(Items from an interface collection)
────────────────────────────────────────
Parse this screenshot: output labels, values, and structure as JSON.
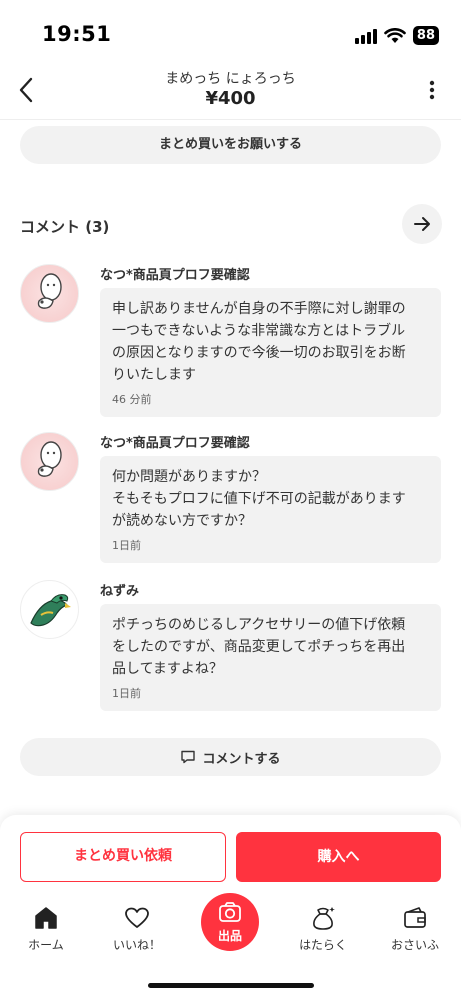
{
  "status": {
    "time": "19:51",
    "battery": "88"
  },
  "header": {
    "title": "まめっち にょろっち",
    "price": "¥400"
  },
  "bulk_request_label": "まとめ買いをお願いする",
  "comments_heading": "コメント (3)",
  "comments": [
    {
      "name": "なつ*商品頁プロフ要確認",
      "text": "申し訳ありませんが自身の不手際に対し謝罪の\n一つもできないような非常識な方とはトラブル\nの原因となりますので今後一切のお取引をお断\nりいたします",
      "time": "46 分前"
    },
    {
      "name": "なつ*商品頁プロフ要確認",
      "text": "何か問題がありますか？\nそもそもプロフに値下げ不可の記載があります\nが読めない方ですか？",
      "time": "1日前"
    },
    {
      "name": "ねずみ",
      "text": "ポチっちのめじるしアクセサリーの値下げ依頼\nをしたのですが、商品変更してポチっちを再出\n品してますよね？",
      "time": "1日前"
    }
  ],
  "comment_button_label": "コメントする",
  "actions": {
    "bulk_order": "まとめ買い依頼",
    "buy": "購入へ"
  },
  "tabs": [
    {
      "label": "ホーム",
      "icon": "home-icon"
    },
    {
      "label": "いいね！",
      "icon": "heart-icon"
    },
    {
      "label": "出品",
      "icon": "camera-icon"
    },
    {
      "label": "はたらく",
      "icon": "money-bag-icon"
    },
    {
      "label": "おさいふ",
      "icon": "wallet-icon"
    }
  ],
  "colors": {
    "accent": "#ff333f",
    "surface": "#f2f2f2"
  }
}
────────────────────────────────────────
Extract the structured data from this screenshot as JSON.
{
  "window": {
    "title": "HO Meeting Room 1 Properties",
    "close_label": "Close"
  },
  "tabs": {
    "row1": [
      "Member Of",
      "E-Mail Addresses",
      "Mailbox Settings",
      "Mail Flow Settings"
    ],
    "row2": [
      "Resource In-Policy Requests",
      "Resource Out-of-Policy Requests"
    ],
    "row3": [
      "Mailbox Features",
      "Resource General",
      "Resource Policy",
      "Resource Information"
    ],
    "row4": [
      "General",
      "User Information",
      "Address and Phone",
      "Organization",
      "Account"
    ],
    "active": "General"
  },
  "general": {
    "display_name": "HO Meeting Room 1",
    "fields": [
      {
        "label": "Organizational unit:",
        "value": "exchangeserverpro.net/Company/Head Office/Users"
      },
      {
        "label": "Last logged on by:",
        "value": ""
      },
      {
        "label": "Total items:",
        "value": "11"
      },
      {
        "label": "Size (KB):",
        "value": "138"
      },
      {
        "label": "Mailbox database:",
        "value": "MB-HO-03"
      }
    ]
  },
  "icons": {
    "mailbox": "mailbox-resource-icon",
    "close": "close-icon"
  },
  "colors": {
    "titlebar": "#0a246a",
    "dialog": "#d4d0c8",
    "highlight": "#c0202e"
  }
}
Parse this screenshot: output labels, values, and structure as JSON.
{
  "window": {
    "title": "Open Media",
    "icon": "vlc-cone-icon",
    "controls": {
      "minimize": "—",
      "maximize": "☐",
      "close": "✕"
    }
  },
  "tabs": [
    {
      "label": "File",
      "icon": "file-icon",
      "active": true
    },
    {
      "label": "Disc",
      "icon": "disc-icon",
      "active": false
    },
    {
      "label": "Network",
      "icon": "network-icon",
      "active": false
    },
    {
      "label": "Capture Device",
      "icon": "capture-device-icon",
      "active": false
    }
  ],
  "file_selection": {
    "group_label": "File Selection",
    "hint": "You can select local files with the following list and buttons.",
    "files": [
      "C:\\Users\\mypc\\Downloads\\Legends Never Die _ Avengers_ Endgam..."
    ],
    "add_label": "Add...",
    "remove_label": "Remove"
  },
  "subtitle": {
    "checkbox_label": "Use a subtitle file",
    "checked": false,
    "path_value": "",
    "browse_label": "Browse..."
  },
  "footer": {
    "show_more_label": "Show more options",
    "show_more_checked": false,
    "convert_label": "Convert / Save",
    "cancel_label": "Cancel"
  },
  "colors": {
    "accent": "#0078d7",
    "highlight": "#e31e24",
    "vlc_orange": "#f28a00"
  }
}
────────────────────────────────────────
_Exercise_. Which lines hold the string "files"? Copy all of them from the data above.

_Expected answer_.
    "hint": "You can select local files with the following list and buttons.",
    "files": [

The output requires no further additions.